Now is the time for the prelaw types and the business majors to perk up. Neither Praluent or Repatha are currently authorized as general replacements for statins. The large population clinical tests (level three) are still ongoing. Last year two key patents were approved for Repatha, and Praluent was found infringing on those patents. In January, an injunction was granted to Repatha for Praluent to be removed from the market. Praluent has stayed the injunction for appeal. Why the fuss? Money.
A month’s supply of generic Lipitor (statin) is about $36.00. A month’s supply of Repatha (PCSK9 inhibitor) is about $1,200. Even when Lipitor was still under patent protection, the monthly cost was less than $300. What is an insurance company to do? Assume that the annual cost for a PCSK9 inhibitor is $14,000 and 20 million people use the product. The cash flow is well over $200 billion a year. One estimate is that the cost of a PCSK9 inhibitor to the healthcare system of the United States is potentially five percent of ALL healthcare costs per year. Well, pardner, there is a new molecule in town.

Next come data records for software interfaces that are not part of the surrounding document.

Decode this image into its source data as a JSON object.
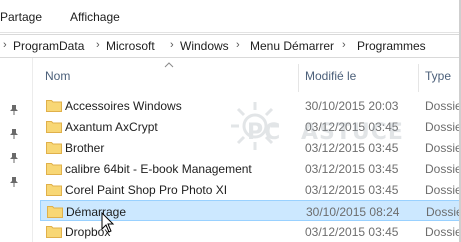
{
  "ribbon": {
    "tabs": [
      "Partage",
      "Affichage"
    ]
  },
  "address_bar": {
    "crumbs": [
      "ProgramData",
      "Microsoft",
      "Windows",
      "Menu Démarrer",
      "Programmes"
    ]
  },
  "columns": {
    "name": "Nom",
    "modified": "Modifié le",
    "type": "Type"
  },
  "files": [
    {
      "name": "Accessoires Windows",
      "date": "30/10/2015 20:03",
      "type": "Dossie"
    },
    {
      "name": "Axantum AxCrypt",
      "date": "03/12/2015 03:45",
      "type": "Dossie"
    },
    {
      "name": "Brother",
      "date": "03/12/2015 03:45",
      "type": "Dossie"
    },
    {
      "name": "calibre 64bit - E-book Management",
      "date": "03/12/2015 03:45",
      "type": "Dossie"
    },
    {
      "name": "Corel Paint Shop Pro Photo XI",
      "date": "03/12/2015 03:45",
      "type": "Dossie"
    },
    {
      "name": "Démarrage",
      "date": "30/10/2015 08:24",
      "type": "Dossie",
      "selected": true
    },
    {
      "name": "Dropbox",
      "date": "03/12/2015 03:45",
      "type": "Dossie"
    }
  ],
  "watermark": {
    "text": "PC ASTUCES"
  },
  "colors": {
    "selection_bg": "#cce8ff",
    "selection_border": "#99d1ff",
    "folder_yellow": "#f8d775",
    "header_text": "#4c607a"
  },
  "icons": {
    "folder": "folder-icon",
    "pin": "pin-icon",
    "sort": "sort-up-icon",
    "chevron": "chevron-right-icon"
  }
}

Oh, by the way, have you heard of inclisiran? It uses RNA interference technology to inhibit the synthesis of PCSK9. It is in clinical stage two trials and it goes right at the DNA with an injection every six months. Eat your vegetables and skip the chips and pizza.